Most Healthcare Professionals Don’t Bring Up End-of-Life Planning With Patients, Survey Finds

By Christopher Cheney

End-of-life conversations need to be a routine part of care for adults, a hospice expert says.

Advance care planning and documentation provides guidance about end-of-life decisions. Advance care planning helps to make sure that a patient’s wishes on issues such a resuscitation are known by care teams and families before an end-of-life situation.

A new survey polled Americans about crucial advance care planning topics. The survey, which was commissioned by hospice provider VITAS Healthcare, polled 1,000 Americans in March 2022. The polling sample reflects the U.S. population based on gender, age, race and ethnicity, region, and education.

The survey generated several key findings:

  • Most (71.4%) survey respondents reported that healthcare professionals never had brought up end-of-life planning and a majority (54.9%) reported that no one had brought it up.
  • More people reported that they have documented their wishes this year (35.4% in 2022 versus 32% in the 2021 VITAS Healthcare survey). However, that is far less than those who say it’s important or very important (68%) and those who have discussed their wishes (55.5%).
  • The top three reasons for not conducting advance care planning were not being sick or dying (34.7%), it is depressing to face (26.3%), and feeling not old enough to face these topics (21.9%).
  • The top four reasons for conducting advance care planning were desire to not burden family members with making decisions (56.4%), it was done for financial or estate planning (47.5%), experience of having a loved one who died with their wishes documented (23.1%), and experience of having a loved one who died without their wishes documented (19.4%).
  • Asian and Hispanic survey respondents were more likely to credit conducting advance care planning to clinicians raising the topic: Asian (24.2%), Hispanic (24.0%), White (11.8%), and Black (7.6%).
  • Most survey respondents said they were comfortable having end-of-life planning with family members: partner or spouse (52.6%), children (32.4%), primary care physician (27.1%).
  • Most survey respondents were comfortable having end-of-life planning discussions at home: home (60.1%); legal, financial, or other formal non-medical setting (26.0%), primary care clinic (24.6%).

Encouraging patients to conduct advance care planning

“Patients are ready for these conversations,” says Joseph Shega, MD, executive vice president and chief medical officer of VITAS Healthcare.

For clinicians, holding end-of-life discussions is a long-term effort, he says. “I encourage healthcare professionals to initiate advance care planning conversations by simply bringing it up with their patients. It’s important to note, however, that advance care planning is not a one-time task—it should be treated as an ongoing conversation that a patient has with their physician, family and loved ones. As healthcare professionals, it’s our responsibility to help encourage these conversations by normalizing them and making the conversations a routine part of care.”

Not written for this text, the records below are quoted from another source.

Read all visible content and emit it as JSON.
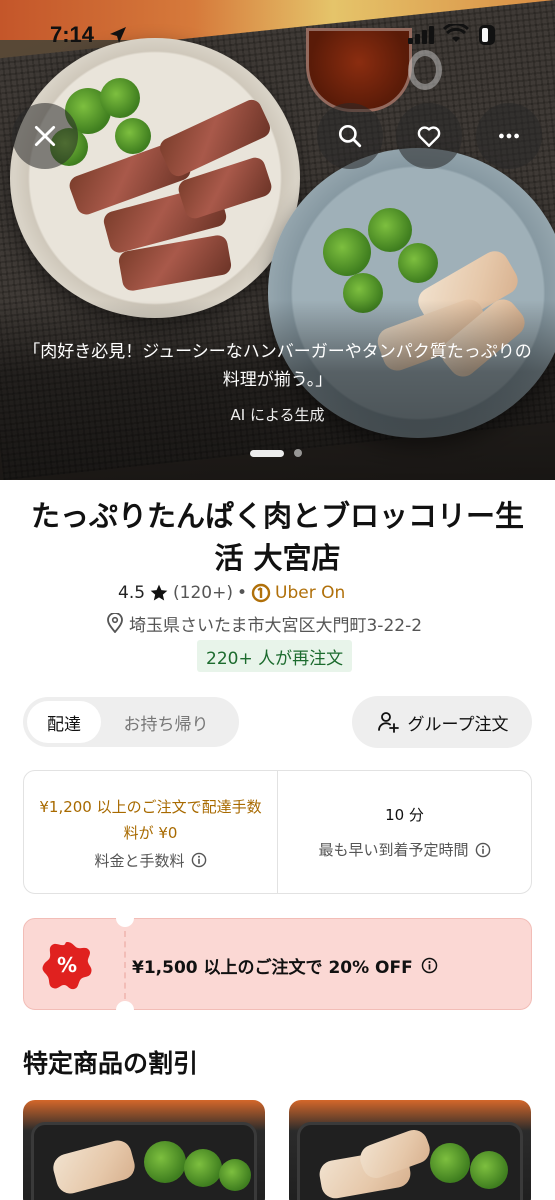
{
  "status_bar": {
    "time": "7:14"
  },
  "hero": {
    "tagline": "「肉好き必見！ジューシーなハンバーガーやタンパク質たっぷりの料理が揃う。」",
    "ai_note": "AI による生成",
    "icons": [
      "close-icon",
      "search-icon",
      "heart-icon",
      "more-icon"
    ],
    "pager": {
      "count": 2,
      "active": 1
    }
  },
  "store": {
    "name": "たっぷりたんぱく肉とブロッコリー生活 大宮店",
    "rating": "4.5",
    "review_count": "(120+)",
    "separator": "•",
    "membership": "Uber On",
    "address": "埼玉県さいたま市大宮区大門町3-22-2",
    "reorder_badge": "220+ 人が再注文"
  },
  "order_mode": {
    "options": [
      "配達",
      "お持ち帰り"
    ],
    "selected": "配達"
  },
  "group_order": {
    "label": "グループ注文"
  },
  "info_card": {
    "fee_promo": "¥1,200 以上のご注文で配達手数料が ¥0",
    "fee_label": "料金と手数料",
    "eta_value": "10 分",
    "eta_label": "最も早い到着予定時間"
  },
  "promo": {
    "text": "¥1,500 以上のご注文で 20% OFF"
  },
  "section": {
    "title": "特定商品の割引"
  },
  "colors": {
    "accent_green_bg": "#e8f4ea",
    "accent_green_text": "#1c6b2e",
    "fee_gold": "#a86a00",
    "promo_bg": "#fbd8d4",
    "promo_icon": "#e0211f"
  }
}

Physicians have an important role to play and need to get more involved, Shega says. “Americans reported they would be comfortable having these conversations with their doctor—and many times are looking for their doctor to raise the issue. But many times, these conversations are not happening. In fact, 71% of respondents said that a physician has never broached the subject of advance care planning with them. That tells us there is a gap.”

VITAS Healthcare recommends that physicians keep the SPIKES method in mind when having advance care planning conversations with patients, he says:

  • Setting: Choose a private setting where you can sit face-to-face with the patient and a family member or confidant. If the patient does not speak English, rely on a professional interpreter rather than a family member.
  • Perception: Ask the patient how much they know, perceive, or suspect before you begin the conversation.
  • Invitation: Subtly invite the patient to provide clues about willingness to receive more information. Ask whether they would like to talk about issues such as test outcomes and treatments. If the patient does not respond favorably, suggest that you talk again later that day or the next. Then follow through.
  • Knowledge: Share information directly and simply. After you have opened the conversation, stop talking. Listen to the patient’s responses and take note of their emotions.
  • Empathy: Identify with the patient’s emotional reaction in a kind way that suggests you understand and appreciate their response and are concerned about their future.
  • Summation: Summarize the conversation and recommend hospice care.

“No matter what, every end-of-life conversation must be rooted in respect, compassion, and empathy. Healthcare professionals must take the time to understand the whole patient and consider how their age, race, ethnicity, religion, and relationships shape their views and values,” Shega says.

Why advance care planning matters

Advance care planning benefits patients, he says. “By knowing a patient’s wishes and values, healthcare professionals and families can ensure that the kind of care that person receives at end of life aligns with their goals, preferences, and spiritual beliefs.”

The absence of end-of-life planning is problematic for patients and their care teams, Shega says. “One of the most difficult situations is when the families we serve don’t know their loved one’s wishes or values. The VITAS survey found that almost a quarter of people (24.3%) had either a loved one who was seriously ill or one who had passed away without knowing their wishes or values for end-of-life care. VITAS believes it is vitally important that patients make their wishes known so that they can be honored, while also relieving the burden of decision-making on loved ones.”

Christopher Cheney is the senior clinical care​ editor at HealthLeaders.